JACKSONVILLE, FLA., DEC. 1 -- President Reagan today combined harsh criticisms of Soviet conduct around the world with the hope that his summit discussions with Soviet leader Mikhail Gorbachev next week would lead to generations of peace.

In a speech to 8,500 high school seniors and their parents here that focused on the summit, the president said, "I want my meeting with Mr. Gorbachev to help build a true peace that will last for your lifetime, and that of your children, and of their children."

Answering questions from honor students after the speech, Reagan said that when he and Gorbachev sign the intermediate-range nuclear forces (INF) treaty next week the two superpowers "will have started down the road to the elimination of nuclear weapons."

Reagan praised Gorbachev in the question-and-answer session, saying he was "quite different than past Soviet leaders." The president said Gorbachev was the first Soviet leader ever to agree to eliminate nuclear weapons already in the Soviet arsenal and "also the first Russian leader who has never reiterated . . . that the Soviets are pledged to expansion -- a one-world communist state."

The president acknowledged to a student questioner that Gorbachev was popular in this country and said, "I don't resent his popularity or anything else. Good Lord, I co-starred with Errol Flynn once."

Despite his praise of the Soviet leader, Reagan's prepared remarks here were in many respects a throwback to the sharp-edged anticommunist rhetoric that was once a regular feature of his speeches. It was in a speech in Orlando, Fla., in 1983 that Reagan referred to the Soviets as "the evil empire."

Many of the passages in today's speech could have been taken from that address. Reagan talked of the experience of those who have suffered "communist oppression" in Afghanistan, saying "it means parents murdered and crops, and even entire villages, destroyed in random and repeated Soviet raids. Or it means a little brother or sister whose hand was blown off by Soviet mines disguised as toys."

Reagan said he would "tell Mr. Gorbachev it is time for the Soviets to set a date certain for withdrawal, to talk with the freedom fighters and to allow the people of Afghanistan to determine their own destiny." The president said he would "also say it's time for them to leave Cambodia, Ethiopia, Angola and Nicaragua."

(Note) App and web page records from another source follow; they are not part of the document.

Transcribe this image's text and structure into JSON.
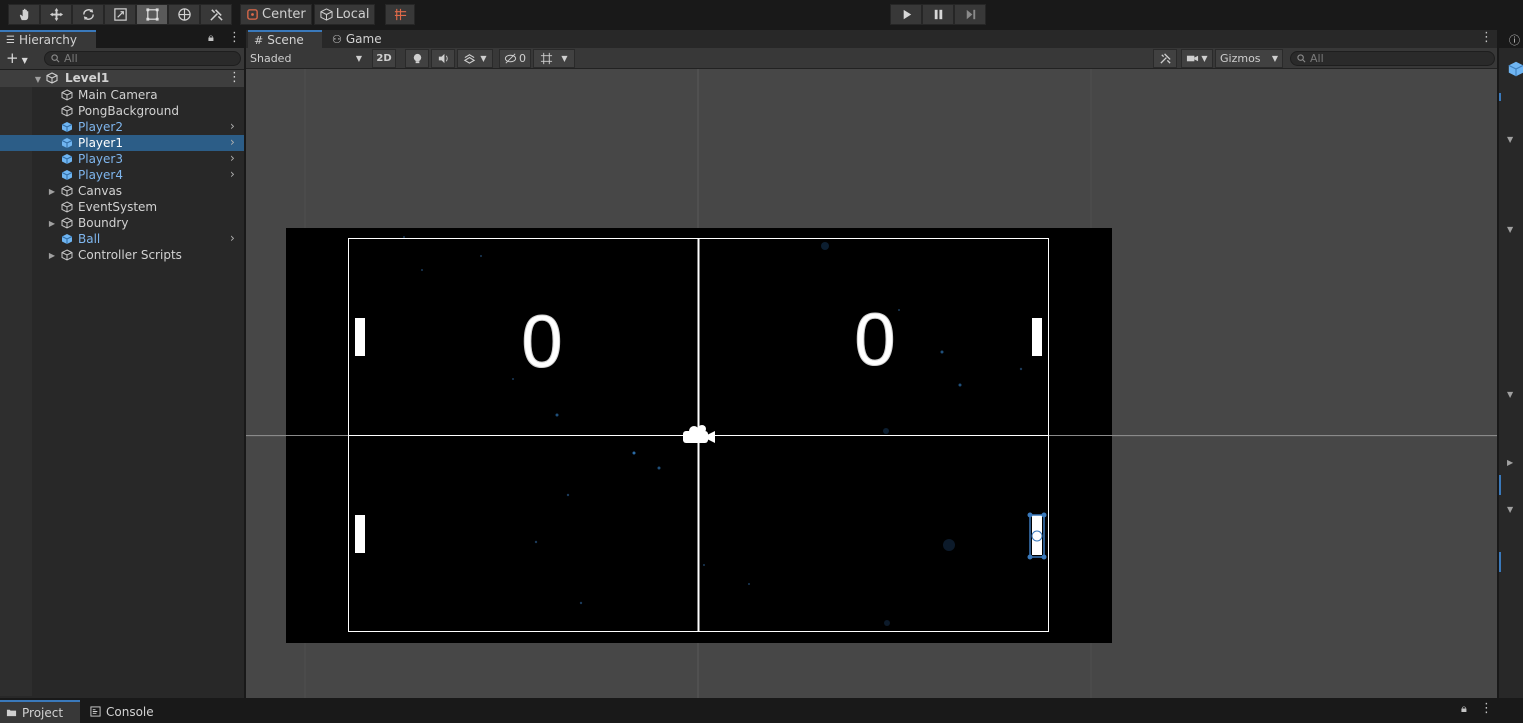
{
  "toolbar": {
    "tools": [
      {
        "name": "hand-tool-icon"
      },
      {
        "name": "move-tool-icon"
      },
      {
        "name": "rotate-tool-icon"
      },
      {
        "name": "scale-tool-icon"
      },
      {
        "name": "rect-tool-icon"
      },
      {
        "name": "transform-tool-icon"
      },
      {
        "name": "custom-tool-icon"
      }
    ],
    "pivot_mode": "Center",
    "pivot_rotation": "Local",
    "play_icons": [
      "play-icon",
      "pause-icon",
      "step-icon"
    ]
  },
  "hierarchy": {
    "tab_label": "Hierarchy",
    "search_placeholder": "All",
    "scene_name": "Level1",
    "items": [
      {
        "label": "Main Camera",
        "prefab": false,
        "foldout": false,
        "chevron": false,
        "selected": false
      },
      {
        "label": "PongBackground",
        "prefab": false,
        "foldout": false,
        "chevron": false,
        "selected": false
      },
      {
        "label": "Player2",
        "prefab": true,
        "foldout": false,
        "chevron": true,
        "selected": false
      },
      {
        "label": "Player1",
        "prefab": true,
        "foldout": false,
        "chevron": true,
        "selected": true
      },
      {
        "label": "Player3",
        "prefab": true,
        "foldout": false,
        "chevron": true,
        "selected": false
      },
      {
        "label": "Player4",
        "prefab": true,
        "foldout": false,
        "chevron": true,
        "selected": false
      },
      {
        "label": "Canvas",
        "prefab": false,
        "foldout": true,
        "chevron": false,
        "selected": false
      },
      {
        "label": "EventSystem",
        "prefab": false,
        "foldout": false,
        "chevron": false,
        "selected": false
      },
      {
        "label": "Boundry",
        "prefab": false,
        "foldout": true,
        "chevron": false,
        "selected": false
      },
      {
        "label": "Ball",
        "prefab": true,
        "foldout": false,
        "chevron": true,
        "selected": false
      },
      {
        "label": "Controller Scripts",
        "prefab": false,
        "foldout": true,
        "chevron": false,
        "selected": false
      }
    ]
  },
  "scene": {
    "tabs": [
      {
        "label": "Scene",
        "active": true
      },
      {
        "label": "Game",
        "active": false
      }
    ],
    "draw_mode": "Shaded",
    "mode_2d": "2D",
    "hidden_count": "0",
    "gizmos_label": "Gizmos",
    "search_placeholder": "All",
    "game_view": {
      "score_left": "0",
      "score_right": "0"
    }
  },
  "bottom": {
    "tabs": [
      {
        "label": "Project",
        "active": true
      },
      {
        "label": "Console",
        "active": false
      }
    ]
  },
  "colors": {
    "prefab_text": "#7fb6ee",
    "selection": "#2c5d87",
    "accent": "#3a79bb"
  }
}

In addition, Reagan said he is "concerned that many more political prisoners remain in jail, internal exile and psychiatric hospitals" in the Soviet Union. He denounced the persecution of religious believers, saying that their "only crime" was an attempt to "practice their religion and worship God as they pleased."

"Well, Mr. Gorbachev and I are going to have a few words about that," Reagan added.

The president also defended his past and present rhetoric about the Soviets, reproving those who "said it was provocative to tell the truth about repression in the Soviet Union, about Soviet overseas adventures, about Soviet violations of past agreements."

Reagan said that the INF treaty demonstrated the value of this frank talk and "lots of hard work and patience."

He said that after the summit, "we will keep our negotiators working on an agreement that could lead to cutting the U.S. and Soviet long-range nuclear arsenals in half and reducing the disparities in conventional forces" between the North Atlantic Treaty Organization and Warsaw Pact nations in Europe. Reagan called the INF agreement "a first step across the open frontier towards a safer world for you and your children. And my plan -- our plan -- should be to keep right on marching."

When a student questioner asked Reagan what he would say if he could ever advise Gorbachev, the president replied: "To really stick with his program of glasnost {openness} . . . and to make their country like ours . . . {so} that people don't want to leave."